_Prompt_: Look through the material below and say how many of its lines carry the string "emoji". Only the number should be given.
BEGIN Data shown
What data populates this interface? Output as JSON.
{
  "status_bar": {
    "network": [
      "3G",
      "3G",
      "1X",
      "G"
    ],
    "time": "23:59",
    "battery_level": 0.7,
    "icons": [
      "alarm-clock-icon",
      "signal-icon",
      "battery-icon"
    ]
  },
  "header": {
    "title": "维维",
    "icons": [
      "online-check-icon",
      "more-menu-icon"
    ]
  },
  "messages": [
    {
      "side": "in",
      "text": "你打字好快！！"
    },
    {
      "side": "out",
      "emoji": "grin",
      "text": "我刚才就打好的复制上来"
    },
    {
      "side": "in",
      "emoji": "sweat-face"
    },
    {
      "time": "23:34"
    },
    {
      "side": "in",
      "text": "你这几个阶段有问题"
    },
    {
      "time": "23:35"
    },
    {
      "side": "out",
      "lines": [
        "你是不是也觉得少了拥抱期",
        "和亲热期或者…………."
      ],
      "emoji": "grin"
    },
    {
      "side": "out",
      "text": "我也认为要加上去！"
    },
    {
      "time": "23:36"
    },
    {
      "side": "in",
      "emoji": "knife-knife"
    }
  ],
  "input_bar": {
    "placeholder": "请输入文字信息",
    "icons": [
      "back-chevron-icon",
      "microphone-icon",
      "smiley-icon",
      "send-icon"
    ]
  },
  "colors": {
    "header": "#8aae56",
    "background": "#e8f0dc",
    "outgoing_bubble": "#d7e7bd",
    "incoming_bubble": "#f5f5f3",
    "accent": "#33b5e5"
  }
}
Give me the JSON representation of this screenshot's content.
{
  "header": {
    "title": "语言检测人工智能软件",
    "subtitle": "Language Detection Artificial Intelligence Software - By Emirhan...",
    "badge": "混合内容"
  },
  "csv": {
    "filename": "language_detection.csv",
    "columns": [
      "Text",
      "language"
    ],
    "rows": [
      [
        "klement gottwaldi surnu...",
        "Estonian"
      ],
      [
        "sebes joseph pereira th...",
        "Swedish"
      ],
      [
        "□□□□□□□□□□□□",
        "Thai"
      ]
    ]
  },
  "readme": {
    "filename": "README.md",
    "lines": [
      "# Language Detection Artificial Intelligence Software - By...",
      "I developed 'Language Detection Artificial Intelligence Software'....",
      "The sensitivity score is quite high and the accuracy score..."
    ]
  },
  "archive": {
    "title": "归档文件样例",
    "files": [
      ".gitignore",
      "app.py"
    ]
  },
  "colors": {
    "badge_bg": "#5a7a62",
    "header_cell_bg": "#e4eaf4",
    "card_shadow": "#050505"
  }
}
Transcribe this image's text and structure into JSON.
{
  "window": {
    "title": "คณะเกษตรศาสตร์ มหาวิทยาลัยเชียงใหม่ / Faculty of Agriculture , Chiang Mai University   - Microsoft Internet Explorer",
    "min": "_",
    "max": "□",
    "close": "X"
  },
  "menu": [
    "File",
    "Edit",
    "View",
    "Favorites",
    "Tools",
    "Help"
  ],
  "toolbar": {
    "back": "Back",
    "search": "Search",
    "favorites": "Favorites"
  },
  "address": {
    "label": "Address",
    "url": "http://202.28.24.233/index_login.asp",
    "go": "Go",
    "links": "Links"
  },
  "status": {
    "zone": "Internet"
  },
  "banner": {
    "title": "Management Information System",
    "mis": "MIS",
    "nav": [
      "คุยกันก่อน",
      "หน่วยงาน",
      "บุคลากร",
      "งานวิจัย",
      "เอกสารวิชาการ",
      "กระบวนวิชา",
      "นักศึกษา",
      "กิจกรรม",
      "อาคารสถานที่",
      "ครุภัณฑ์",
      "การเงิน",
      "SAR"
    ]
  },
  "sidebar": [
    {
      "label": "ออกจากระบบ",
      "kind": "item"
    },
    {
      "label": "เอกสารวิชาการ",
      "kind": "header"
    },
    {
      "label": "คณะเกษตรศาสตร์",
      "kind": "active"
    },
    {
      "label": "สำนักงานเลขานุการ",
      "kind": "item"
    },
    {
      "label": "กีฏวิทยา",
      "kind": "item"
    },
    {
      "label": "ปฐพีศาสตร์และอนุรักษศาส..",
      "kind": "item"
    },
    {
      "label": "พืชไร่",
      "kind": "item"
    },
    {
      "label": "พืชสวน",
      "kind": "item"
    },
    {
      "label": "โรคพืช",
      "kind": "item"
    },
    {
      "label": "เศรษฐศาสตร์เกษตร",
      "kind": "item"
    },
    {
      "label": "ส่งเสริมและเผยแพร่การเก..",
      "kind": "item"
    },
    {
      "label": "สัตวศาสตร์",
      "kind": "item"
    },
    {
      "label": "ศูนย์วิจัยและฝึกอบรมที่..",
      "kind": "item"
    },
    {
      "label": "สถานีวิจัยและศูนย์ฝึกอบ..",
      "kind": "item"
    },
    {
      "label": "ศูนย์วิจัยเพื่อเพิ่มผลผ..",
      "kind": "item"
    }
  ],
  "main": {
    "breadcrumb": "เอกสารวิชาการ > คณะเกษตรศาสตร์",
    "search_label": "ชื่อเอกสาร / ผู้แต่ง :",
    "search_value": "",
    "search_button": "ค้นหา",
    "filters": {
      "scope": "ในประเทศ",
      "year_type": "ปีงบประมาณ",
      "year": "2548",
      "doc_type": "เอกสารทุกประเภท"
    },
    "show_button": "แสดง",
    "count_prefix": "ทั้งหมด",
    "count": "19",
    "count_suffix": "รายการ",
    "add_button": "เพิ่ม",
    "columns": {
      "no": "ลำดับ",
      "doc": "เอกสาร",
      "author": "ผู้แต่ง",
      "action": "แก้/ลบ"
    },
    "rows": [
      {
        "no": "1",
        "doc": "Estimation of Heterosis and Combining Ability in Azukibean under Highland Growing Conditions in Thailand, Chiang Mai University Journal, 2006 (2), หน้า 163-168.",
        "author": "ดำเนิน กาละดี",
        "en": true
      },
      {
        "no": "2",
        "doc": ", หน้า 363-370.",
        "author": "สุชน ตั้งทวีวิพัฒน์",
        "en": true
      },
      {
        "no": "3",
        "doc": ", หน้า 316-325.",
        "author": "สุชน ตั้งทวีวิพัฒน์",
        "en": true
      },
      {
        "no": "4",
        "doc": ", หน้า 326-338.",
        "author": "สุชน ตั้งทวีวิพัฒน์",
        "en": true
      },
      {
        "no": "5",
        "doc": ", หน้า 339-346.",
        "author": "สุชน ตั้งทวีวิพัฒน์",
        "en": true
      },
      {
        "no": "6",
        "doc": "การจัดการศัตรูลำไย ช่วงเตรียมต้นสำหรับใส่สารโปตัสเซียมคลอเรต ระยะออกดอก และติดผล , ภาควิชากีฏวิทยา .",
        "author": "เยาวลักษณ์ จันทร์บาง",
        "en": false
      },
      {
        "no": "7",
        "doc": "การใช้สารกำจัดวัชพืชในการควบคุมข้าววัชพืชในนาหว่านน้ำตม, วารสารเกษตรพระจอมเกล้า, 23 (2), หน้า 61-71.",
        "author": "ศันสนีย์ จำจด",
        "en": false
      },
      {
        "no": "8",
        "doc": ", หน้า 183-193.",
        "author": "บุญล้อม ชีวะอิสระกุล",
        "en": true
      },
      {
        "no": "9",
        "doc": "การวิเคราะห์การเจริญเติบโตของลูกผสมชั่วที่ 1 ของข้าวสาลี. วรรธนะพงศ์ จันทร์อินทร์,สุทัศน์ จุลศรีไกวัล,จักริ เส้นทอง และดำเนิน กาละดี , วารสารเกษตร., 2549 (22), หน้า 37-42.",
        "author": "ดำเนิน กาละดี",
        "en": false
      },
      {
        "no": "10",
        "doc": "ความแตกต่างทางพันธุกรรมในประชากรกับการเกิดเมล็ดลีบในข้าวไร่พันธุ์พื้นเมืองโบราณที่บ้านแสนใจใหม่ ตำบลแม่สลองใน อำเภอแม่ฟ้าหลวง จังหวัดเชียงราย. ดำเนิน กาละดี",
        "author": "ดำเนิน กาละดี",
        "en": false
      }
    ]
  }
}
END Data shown
_Completed exercise_: 4